Aquatic physiotherapy has been shown to be effective in developing balance, strength, and functional reach over time. When dealing with immediate effects, the literature has concentrated more on the body’s physiological response to the physical and mechanical properties of water during passive immersion. The purpose of this study was to evaluate the effects of a single 45-min active aquatic physiotherapy session on standing balance and strength, and its relationship with functional reach in persons 55 years and older with upper limb dysfunction. Methods: The intervention group (n = 12) was assessed before and after a single aquatic physiotherapy session, while the control group (n = 10) was evaluated before and after 45 min of sitting rest. Functional assessment was made using the visual analogue pain scale (points), step test (repetitions), functional reach test (cm), and global balance-standing test on a force platform (% time). A two-way repeated-measures ANOVA was applied (p < 0.05). Results: The intervention group showed non-significant improvements between measurement before and after the intervention: Pain: 6.2 ± 1.9 vs. 5.2 ± 2.3 cm, steps: 7.0 ± 2.0 vs. 7.4 ± 1.8 repetitions, reach: 9.1 ± 2.8 vs. 10.4 ± 3.8 cm, and balance: 61.7 ± 5.9 vs. 71.3 ± 18.2% time in balance on the platform. The control group showed fewer changes but had better baseline values. A comparison between groups with time showed no significant differences in these changes.
No significant immediate effects were found for one session of aquatic physiotherapy applied to patients older than 55 years with upper limb dysfunction. Keywords: single aquatic intervention; outcomes; functional performance

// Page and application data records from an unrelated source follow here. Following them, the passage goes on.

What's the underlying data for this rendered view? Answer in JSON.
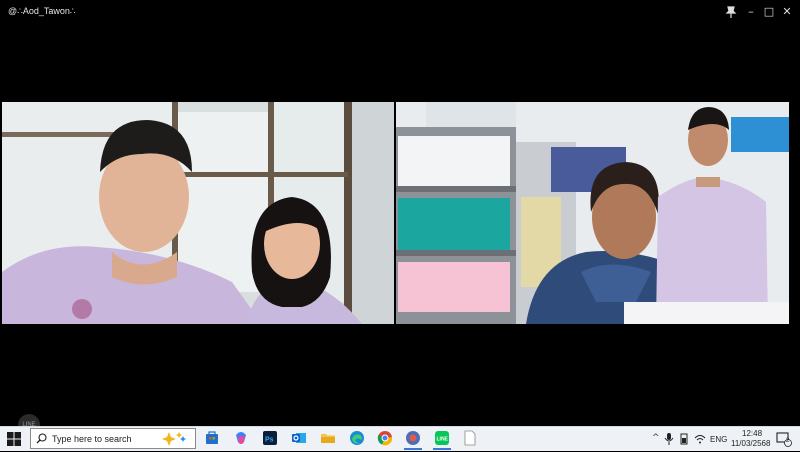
{
  "window": {
    "title": "@∴Aod_Tawon∴",
    "controls": {
      "pin": "pin-icon",
      "minimize": "–",
      "maximize": "□",
      "close": "✕"
    }
  },
  "call": {
    "participants": [
      {
        "tile": "left",
        "description_icon": "video-feed-icon"
      },
      {
        "tile": "right",
        "description_icon": "video-feed-icon"
      }
    ],
    "chat_button_label": "LINE"
  },
  "taskbar": {
    "search_placeholder": "Type here to search",
    "apps": [
      "copilot-icon",
      "store-icon",
      "copilot-app-icon",
      "photoshop-icon",
      "outlook-icon",
      "file-explorer-icon",
      "edge-icon",
      "chrome-icon",
      "app-icon",
      "line-icon",
      "document-icon"
    ],
    "tray": {
      "language": "ENG",
      "time": "12:48",
      "date": "11/03/2568",
      "notification_count": "2"
    }
  }
}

Keywords: single aquatic intervention; outcomes; functional performance